In July, State Representative Lucy McVitty Weber wrote in a Concord Monitor commentary that the plan ”poses a grave danger to the long-established doctrine of separation of powers and the balance of power between the legislative and judicial branches,” reports Gavel Grab. Read moreNo comments
On Election Day, New Jersey voters approved a ballot question to amend the state constitution and require state judges to make higher health and pension payments.
No campaign was mounted against the referendum, as judges and justices in New Jersey are not allowed to engage in politicking. Voicing opposition was the New Jersey State Bar Association, which contended the proposed constitutional amendment would undermine fair and impartial courts, according to a Star-Ledger article.
In July, New Jersey’s legislature moved to put the issue before voters after the state Supreme Court had exempted most judges from a new law requiring that public workers pay more for their health benefits and pensions (see Gavel Grab).
Gov. Chris Christie, an outspoken critic of the state Supreme Court, pushed both the state law and the ballot question.
Opponents of the ballot item said it could give the governor power to retaliate against judges for rulings he doesn’t support. The opponents also voiced concern that the amendment, if passed, could allow singling out of judges for salary and benefit cuts.
On Tuesday, Florida voters retained three Supreme Court justices and rejected a proposed ballot measure that would have altered the state’s court system, “affirming the value of an apolitical judiciary,” a Herald-Tribune editorial says.
63 percent of voters opposed Amendment 5, which would have required Senate confirmation of Florida’s Supreme Court justices, and allowed legislators to alter rules for the court system. The amendment was called a power grab by state lawmakers and an example of overreaching, the editorial says (see Gavel Grab).
Floridians also voted to retain Justices R. Fred Lewis, Barbara Pariente and Peggy Quince. All three received about 67 percent of the vote, the editorial notes. The three had faced an “unprecedented opposition” by interest groups and the Republican Party of Florida.
According to the editorial, each of the justices raised almost $300,000 to finance their campaign. They were supported by lawyers and others in the legal field.

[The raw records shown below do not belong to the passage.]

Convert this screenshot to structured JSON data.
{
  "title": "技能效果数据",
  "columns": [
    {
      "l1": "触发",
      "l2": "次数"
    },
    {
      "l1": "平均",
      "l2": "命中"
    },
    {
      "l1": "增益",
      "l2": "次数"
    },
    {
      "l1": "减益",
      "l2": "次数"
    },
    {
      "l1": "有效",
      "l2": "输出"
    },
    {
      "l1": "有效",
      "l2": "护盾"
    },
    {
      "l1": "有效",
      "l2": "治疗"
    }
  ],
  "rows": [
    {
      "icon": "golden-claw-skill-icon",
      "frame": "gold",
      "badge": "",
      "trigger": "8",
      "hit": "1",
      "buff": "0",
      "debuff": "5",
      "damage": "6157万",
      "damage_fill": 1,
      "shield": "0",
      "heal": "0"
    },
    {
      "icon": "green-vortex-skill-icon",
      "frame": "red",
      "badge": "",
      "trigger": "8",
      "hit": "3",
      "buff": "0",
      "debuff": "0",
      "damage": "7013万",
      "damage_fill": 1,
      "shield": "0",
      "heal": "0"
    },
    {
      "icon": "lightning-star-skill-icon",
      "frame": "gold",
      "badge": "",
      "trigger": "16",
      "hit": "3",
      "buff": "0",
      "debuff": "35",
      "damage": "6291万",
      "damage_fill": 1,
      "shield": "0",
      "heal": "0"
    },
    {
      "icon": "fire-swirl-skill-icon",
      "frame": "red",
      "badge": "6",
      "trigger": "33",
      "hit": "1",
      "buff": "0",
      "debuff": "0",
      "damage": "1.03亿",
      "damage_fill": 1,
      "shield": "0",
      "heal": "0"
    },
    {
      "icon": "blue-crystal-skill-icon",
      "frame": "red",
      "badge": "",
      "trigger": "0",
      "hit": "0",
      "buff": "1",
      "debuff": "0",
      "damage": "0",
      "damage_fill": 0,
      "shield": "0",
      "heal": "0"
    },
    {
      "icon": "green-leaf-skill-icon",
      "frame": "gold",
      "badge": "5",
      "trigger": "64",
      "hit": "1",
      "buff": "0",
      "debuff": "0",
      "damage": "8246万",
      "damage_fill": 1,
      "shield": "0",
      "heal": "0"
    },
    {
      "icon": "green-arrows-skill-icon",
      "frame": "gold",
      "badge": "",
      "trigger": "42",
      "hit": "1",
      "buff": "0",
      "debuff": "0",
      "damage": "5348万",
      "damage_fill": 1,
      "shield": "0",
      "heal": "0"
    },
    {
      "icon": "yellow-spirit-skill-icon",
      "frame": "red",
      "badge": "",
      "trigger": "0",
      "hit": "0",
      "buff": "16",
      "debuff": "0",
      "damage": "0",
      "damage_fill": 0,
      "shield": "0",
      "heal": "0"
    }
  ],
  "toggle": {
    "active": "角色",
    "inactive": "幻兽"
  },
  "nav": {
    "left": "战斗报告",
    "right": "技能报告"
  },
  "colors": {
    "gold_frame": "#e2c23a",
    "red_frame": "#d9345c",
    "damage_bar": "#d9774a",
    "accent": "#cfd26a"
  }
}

Despite efforts to inject politics into the courts this election, Tuesday “provided an encouraging affirmation of a judiciary free from unnecessary political interference.”No comments